Confidential tax info of Canadians to be shared with police in other countries

Confidential information from Canadian taxpayers could soon be shared with police and authorities in three dozen countries around the world, under measures included in Finance Minister Bill Morneau’s latest budget.

In an inconspicuous section tucked into a small 78-page annex to the budget, the government says it wants to give police and tax authorities new powers to fight tax evasion and advance international investigations into serious crimes, ranging from drug trafficking and money laundering to terrorism.

The budget annex stated, “The sharing of information internationally for the investigation, prosecution and suppression of serious criminal offences, both tax-related and non-tax-related, is vital to the global fight against serious crime and is consistent with the government’s commitments to address global tax evasion and improve the fairness of the tax system.”

Three separate provisions outlined in the budget annex would enhance the powers of Canadian authorities to share confidential information about Canadian residents.

Currently, the Canada Revenue Agency can share confidential tax information about Canadians with authorities in other countries that are investigating serious cases, such as tax evasion.
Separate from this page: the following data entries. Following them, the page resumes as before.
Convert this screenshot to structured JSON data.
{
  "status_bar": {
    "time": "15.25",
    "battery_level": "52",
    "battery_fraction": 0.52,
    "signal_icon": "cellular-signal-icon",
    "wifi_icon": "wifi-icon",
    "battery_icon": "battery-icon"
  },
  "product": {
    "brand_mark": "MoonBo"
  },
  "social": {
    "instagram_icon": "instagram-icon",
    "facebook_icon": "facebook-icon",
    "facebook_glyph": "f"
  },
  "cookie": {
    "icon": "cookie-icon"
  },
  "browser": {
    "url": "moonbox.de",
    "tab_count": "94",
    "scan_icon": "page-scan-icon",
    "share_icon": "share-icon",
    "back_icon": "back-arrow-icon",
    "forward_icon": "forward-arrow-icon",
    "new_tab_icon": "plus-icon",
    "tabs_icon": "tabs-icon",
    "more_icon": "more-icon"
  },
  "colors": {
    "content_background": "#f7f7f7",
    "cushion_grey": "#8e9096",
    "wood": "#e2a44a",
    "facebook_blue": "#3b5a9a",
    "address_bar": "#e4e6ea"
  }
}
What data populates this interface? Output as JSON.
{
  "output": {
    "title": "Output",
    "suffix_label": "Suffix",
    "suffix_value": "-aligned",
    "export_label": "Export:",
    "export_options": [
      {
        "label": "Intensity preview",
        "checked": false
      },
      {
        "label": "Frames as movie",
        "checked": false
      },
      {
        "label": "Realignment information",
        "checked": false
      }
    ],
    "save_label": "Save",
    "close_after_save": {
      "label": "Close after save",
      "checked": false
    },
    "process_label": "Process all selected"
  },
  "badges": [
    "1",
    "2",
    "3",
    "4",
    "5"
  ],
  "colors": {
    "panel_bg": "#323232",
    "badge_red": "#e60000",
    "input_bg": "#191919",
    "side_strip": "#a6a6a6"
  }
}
However, under Canadian law, the CRA cannot share that information with officials in another country investigating a crime other than tax evasion.

Canada currently has mutual legal assistance agreements with 35 other countries or bodies, including the United States, Brazil, Belgium, France, Israel, Russia and China.

That means authorities in one of those countries investigating someone for a crime like money laundering or drug trafficking could apply to Canada for that person’s tax records and obtain them.

The proposed new policy affects more than tax information.